— RECORDS FOR THE TASK —
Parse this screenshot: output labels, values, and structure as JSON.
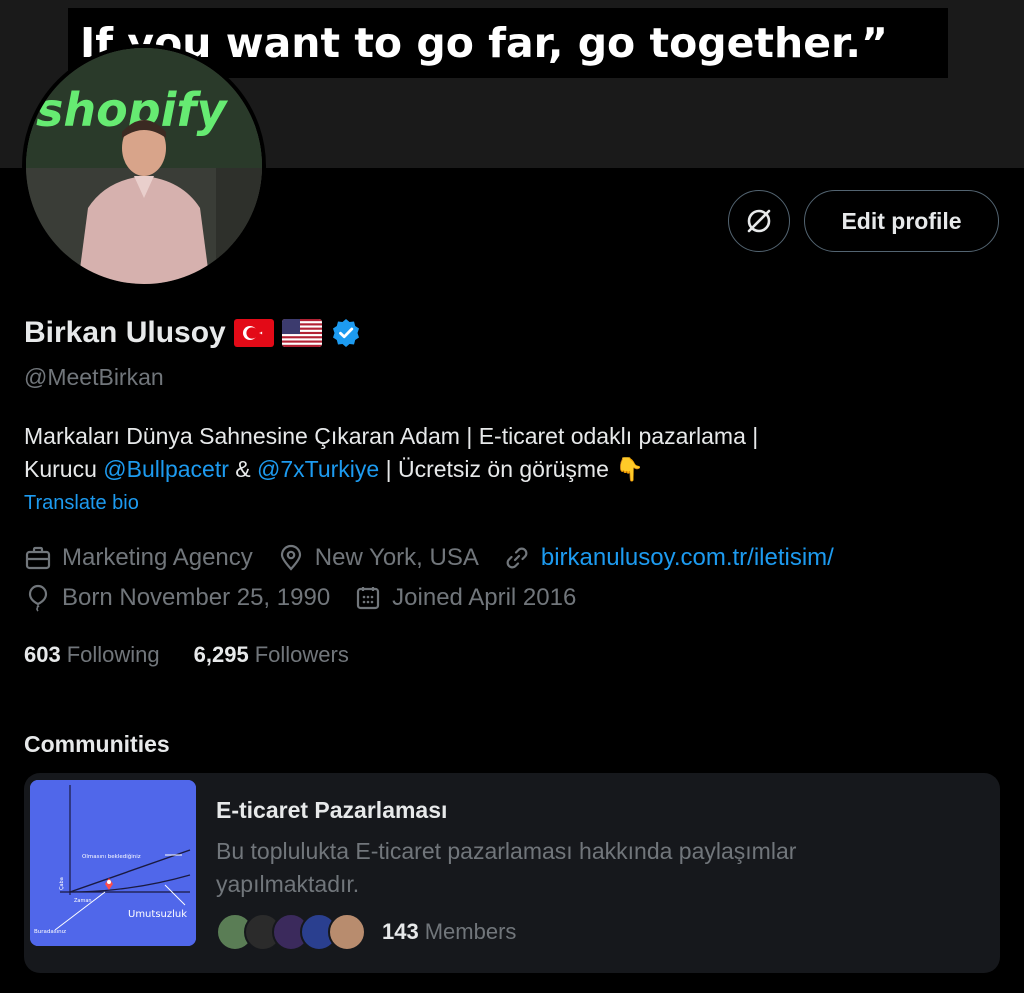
{
  "banner": {
    "quote": "If you want to go far, go together.”"
  },
  "profile": {
    "name": "Birkan Ulusoy",
    "handle": "@MeetBirkan",
    "flags": [
      "turkey-flag",
      "usa-flag"
    ],
    "verified_color": "#1d9bf0",
    "avatar_sign_text": "shopify"
  },
  "actions": {
    "edit_profile_label": "Edit profile",
    "icon_button": "no-grok-icon"
  },
  "bio": {
    "line1": "Markaları Dünya Sahnesine Çıkaran Adam | E-ticaret odaklı pazarlama |",
    "line2_prefix": "Kurucu ",
    "mention1": "@Bullpacetr",
    "connector": " & ",
    "mention2": "@7xTurkiye",
    "line2_suffix": " | Ücretsiz ön görüşme 👇",
    "translate_label": "Translate bio"
  },
  "meta": {
    "category": "Marketing Agency",
    "location": "New York, USA",
    "website": "birkanulusoy.com.tr/iletisim/",
    "birth": "Born November 25, 1990",
    "joined": "Joined April 2016"
  },
  "stats": {
    "following_count": "603",
    "following_label": "Following",
    "followers_count": "6,295",
    "followers_label": "Followers"
  },
  "communities": {
    "title": "Communities",
    "items": [
      {
        "name": "E-ticaret Pazarlaması",
        "description": "Bu toplulukta E-ticaret pazarlaması hakkında paylaşımlar yapılmaktadır.",
        "members_count": "143",
        "members_label": "Members",
        "thumb_labels": {
          "expected": "Olmasını beklediğiniz",
          "axis_y": "Çaba",
          "axis_x": "Zaman",
          "despair": "Umutsuzluk",
          "here": "Buradasınız"
        }
      }
    ]
  },
  "colors": {
    "accent": "#1d9bf0",
    "background": "#000000",
    "card": "#16181c",
    "muted": "#71767b"
  }
}
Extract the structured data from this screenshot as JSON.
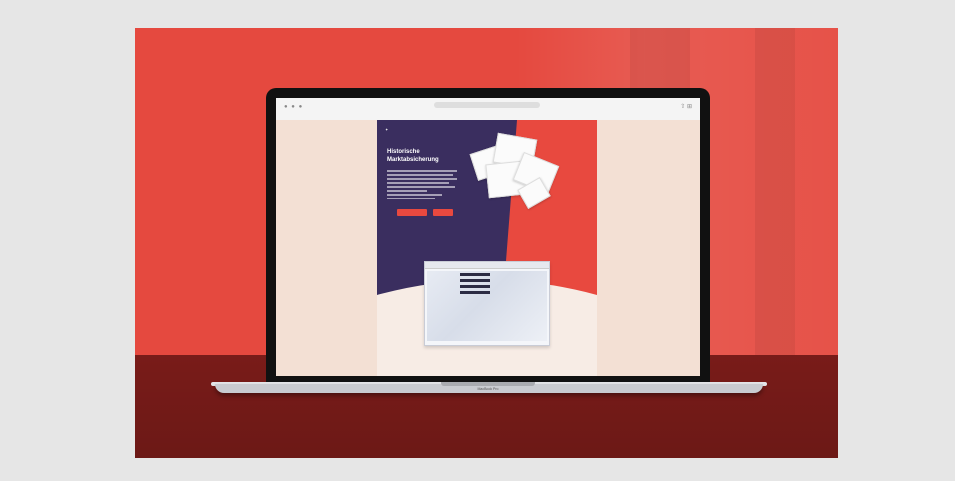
{
  "laptop": {
    "model_label": "MacBook Pro"
  },
  "browser": {
    "url": "",
    "bookmarks": [
      "",
      "",
      "",
      "",
      ""
    ]
  },
  "website": {
    "logo_text": "",
    "nav_lines": [
      "",
      ""
    ],
    "headline": [
      "Historische",
      "Marktabsicherung"
    ],
    "primary_button": "",
    "secondary_button": ""
  },
  "colors": {
    "background": "#e6e6e6",
    "wall": "#e5493f",
    "desk": "#7f1d1a",
    "site_navy": "#3a2e5f",
    "site_coral": "#e8493f",
    "site_cream": "#f7ece5"
  }
}
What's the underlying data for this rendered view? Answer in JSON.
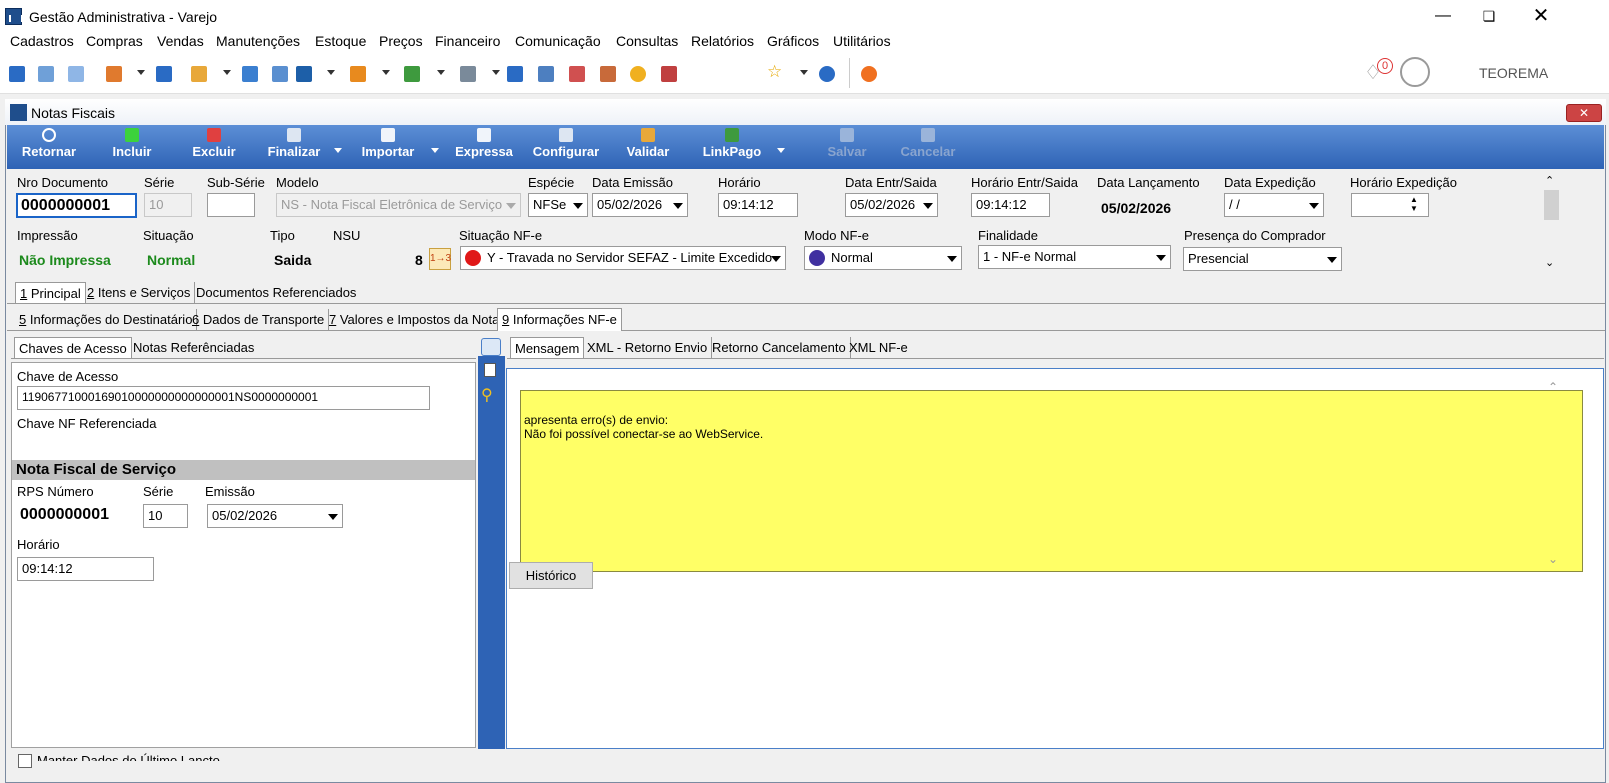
{
  "window": {
    "title": "Gestão Administrativa - Varejo",
    "user": "TEOREMA",
    "notification_count": "0"
  },
  "menu": [
    "Cadastros",
    "Compras",
    "Vendas",
    "Manutenções",
    "Estoque",
    "Preços",
    "Financeiro",
    "Comunicação",
    "Consultas",
    "Relatórios",
    "Gráficos",
    "Utilitários"
  ],
  "child": {
    "title": "Notas Fiscais"
  },
  "ribbon": {
    "retornar": "Retornar",
    "incluir": "Incluir",
    "excluir": "Excluir",
    "finalizar": "Finalizar",
    "importar": "Importar",
    "expressa": "Expressa",
    "configurar": "Configurar",
    "validar": "Validar",
    "linkpago": "LinkPago",
    "salvar": "Salvar",
    "cancelar": "Cancelar"
  },
  "header": {
    "nro_documento_label": "Nro Documento",
    "nro_documento": "0000000001",
    "serie_label": "Série",
    "serie": "10",
    "subserie_label": "Sub-Série",
    "subserie": "",
    "modelo_label": "Modelo",
    "modelo": "NS - Nota Fiscal Eletrônica de Serviço",
    "especie_label": "Espécie",
    "especie": "NFSe",
    "data_emissao_label": "Data Emissão",
    "data_emissao": "05/02/2026",
    "horario_label": "Horário",
    "horario": "09:14:12",
    "data_entr_label": "Data Entr/Saida",
    "data_entr": "05/02/2026",
    "horario_entr_label": "Horário Entr/Saida",
    "horario_entr": "09:14:12",
    "data_lanc_label": "Data Lançamento",
    "data_lanc": "05/02/2026",
    "data_exped_label": "Data Expedição",
    "data_exped": " / /",
    "horario_exped_label": "Horário Expedição",
    "horario_exped": "",
    "impressao_label": "Impressão",
    "impressao": "Não Impressa",
    "situacao_label": "Situação",
    "situacao": "Normal",
    "tipo_label": "Tipo",
    "tipo": "Saida",
    "nsu_label": "NSU",
    "nsu": "8",
    "situacao_nfe_label": "Situação NF-e",
    "situacao_nfe": "Y - Travada no Servidor SEFAZ - Limite Excedido",
    "modo_nfe_label": "Modo NF-e",
    "modo_nfe": "Normal",
    "finalidade_label": "Finalidade",
    "finalidade": "1 - NF-e Normal",
    "presenca_label": "Presença do Comprador",
    "presenca": "Presencial"
  },
  "tabs_row1": [
    {
      "key": "1",
      "label": " Principal"
    },
    {
      "key": "2",
      "label": " Itens e Serviços"
    },
    {
      "key": "",
      "label": "Documentos Referenciados"
    }
  ],
  "tabs_row2": [
    {
      "key": "5",
      "label": " Informações do Destinatário"
    },
    {
      "key": "6",
      "label": " Dados de Transporte"
    },
    {
      "key": "7",
      "label": " Valores e Impostos da Nota"
    },
    {
      "key": "9",
      "label": " Informações NF-e"
    }
  ],
  "left_tabs": [
    "Chaves de Acesso",
    "Notas Referênciadas"
  ],
  "left": {
    "chave_label": "Chave de Acesso",
    "chave": "11906771000169010000000000000001NS0000000001",
    "chave_ref_label": "Chave NF Referenciada",
    "section_title": "Nota Fiscal de Serviço",
    "rps_label": "RPS Número",
    "rps": "0000000001",
    "serie_label": "Série",
    "serie": "10",
    "emissao_label": "Emissão",
    "emissao": "05/02/2026",
    "horario_label": "Horário",
    "horario": "09:14:12",
    "manter_label": "Manter Dados do Último Lançto"
  },
  "right_tabs": [
    "Mensagem",
    "XML - Retorno Envio",
    "Retorno Cancelamento",
    "XML NF-e"
  ],
  "message": {
    "line1": "apresenta erro(s) de envio:",
    "line2": "Não foi possível conectar-se ao WebService."
  },
  "historico_button": "Histórico",
  "colors": {
    "ribbon": "#2e63b5",
    "message_bg": "#ffff66",
    "status_green": "#1c8a1c",
    "sidebar_blue": "#2e63b5"
  }
}
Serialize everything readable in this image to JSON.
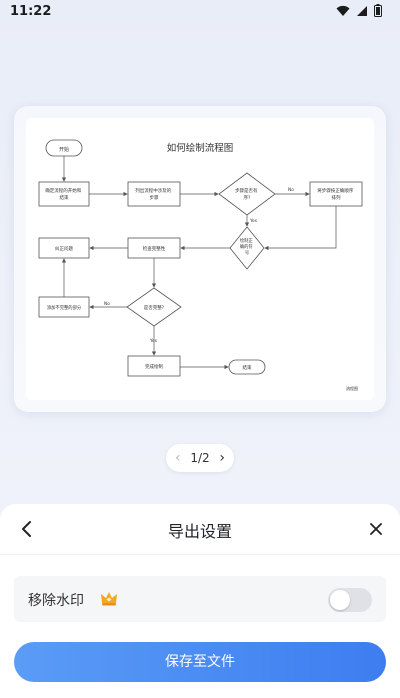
{
  "status_bar": {
    "time": "11:22",
    "icons": [
      "wifi-icon",
      "signal-icon",
      "battery-icon"
    ]
  },
  "preview": {
    "flowchart": {
      "title": "如何绘制流程图",
      "nodes": {
        "start": "开始",
        "define_scope": [
          "确定流程的开始和",
          "结束"
        ],
        "list_steps": [
          "列出流程中涉及的",
          "步骤"
        ],
        "order_question": [
          "步骤是否有",
          "序?"
        ],
        "sort_steps": [
          "将步骤按正确顺序",
          "排列"
        ],
        "draw_symbols": [
          "绘制正",
          "确的符",
          "号"
        ],
        "check_flow": "检查完整性",
        "fix_issue": "纠正问题",
        "complete_question": "是否完整?",
        "add_missing": "添加不完整的部分",
        "finish_draw": "完成绘制",
        "end": "结束",
        "no_1": "No",
        "yes_1": "Yes",
        "no_2": "No",
        "yes_2": "Yes",
        "watermark": "流程图"
      }
    }
  },
  "pager": {
    "prev": "‹",
    "current": "1/2",
    "next": "›"
  },
  "sheet": {
    "title": "导出设置",
    "option_label": "移除水印",
    "toggle_on": false,
    "save_label": "保存至文件"
  },
  "colors": {
    "accent": "#3d7df0",
    "accent_light": "#5a9cf6",
    "vip": "#f5a623"
  }
}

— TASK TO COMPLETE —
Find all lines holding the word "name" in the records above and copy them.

— FINISHED TASK —
    "name": "Birkan Ulusoy",
        "name": "E-ticaret Pazarlaması",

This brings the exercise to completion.